I hadn’t specifically considered that aspect of the story before, that the Aesir around Tyr are significantly responsible for Fenris’ reaction to being bound. In the retelling Thorn is discussing, it was not until the Aesir jeered at the wolf They feared that Fenris bit down on Tyr’s hand. I have a much more detailed understanding of the relationship between Tyr and Fenris than Thorn gets into there, but she is looking at the allegory, rather than the entities, so those details are not necessarily relevant here.
Relative to her allegory, I usually see the Aesir as Empire, and Fenris as a dangerous dissenter who is inclined to go too far in pushing against Them, thus putting other, more reasonable dissenters at risk. This reframing is interesting to me.
As to how to apply this to my own practice, well, hmm… In the past, Tyr has called me on my privilege, which is obviously valuable, but has told me not to seek Him directly because the angle from which I understand Justice – as Fairness – is not His, but belongs instead to Forseti and Freyr. It’s a pertinent distinction, but one that can be very hard to take. Sometimes Rightness isn’t pretty, isn’t lovely, doesn’t seem fair.
I know how I want to give when giving is my privilege, but what do I take when I’m not the one who has enough to share? It’s very easy to say that I know what the very rich should do, but those very rich aren’t my allies right now, and I can’t control their behavior, only my own. What will we not-rich do?
I am generally prepared to understand my role from the privileged perspective. I am comfortable with the need to understand that my own treatment of people less privileged than I am should be generous, kind, compassionate, and fair. That’s comparatively easy to assert. But what am I prepared to do to confront those who are as or more privileged than I am, but don’t behave so well? And what is fair – or when not fair, what is right – for me to do when I am the one being marginalized? What do I do when what is right is not fair, or when neither right nor fair are what’s safe and effective?
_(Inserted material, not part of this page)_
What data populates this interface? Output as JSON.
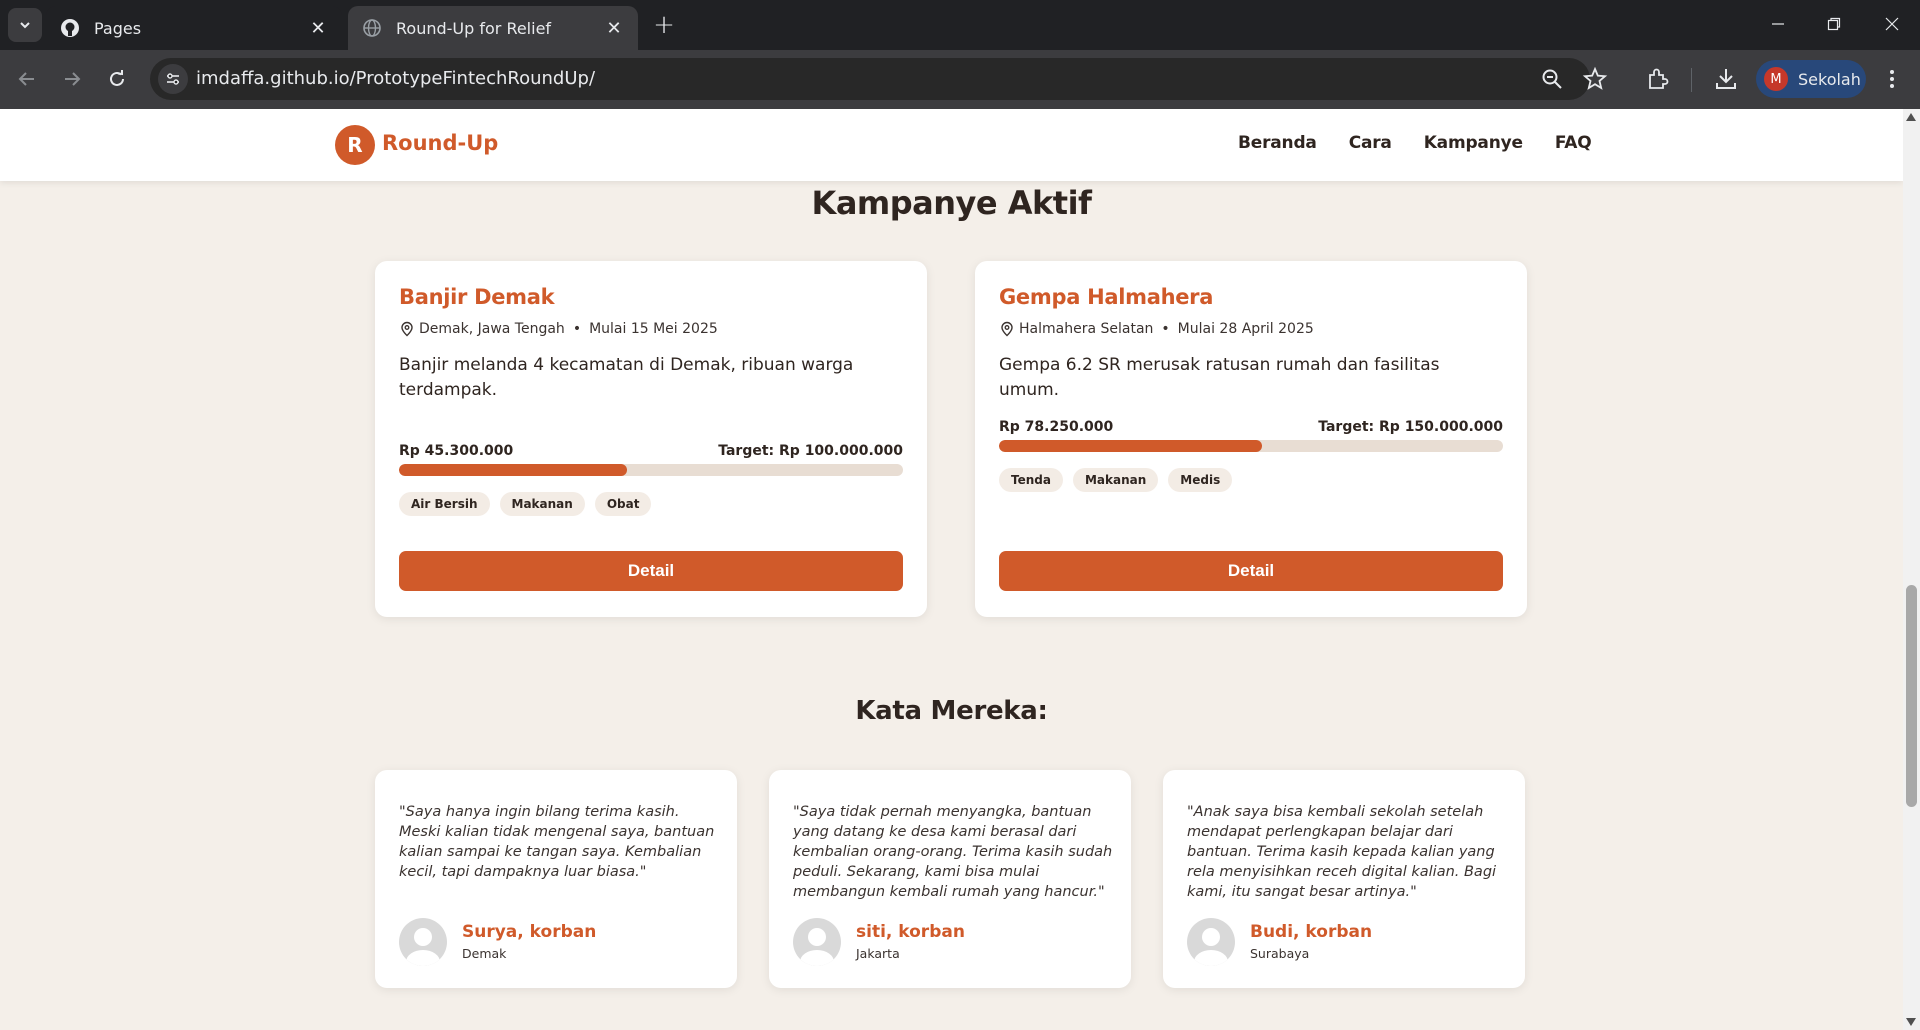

It’s very easy for me to say what I should do when I am the one with enough to share, when I am the one with the power, how I should use my power, my resources, for others’ sake, even if it’s not always so easy to actually follow through on my highest ideals. But it’s never so easy for me to discern how to guide others when we have so little influence on those with the power and resources. How do I guide my poor and marginalized congregants? Because yes, as clergy, part of my job IS to guide others. But I can’t do that well if I don’t know where to go next myself.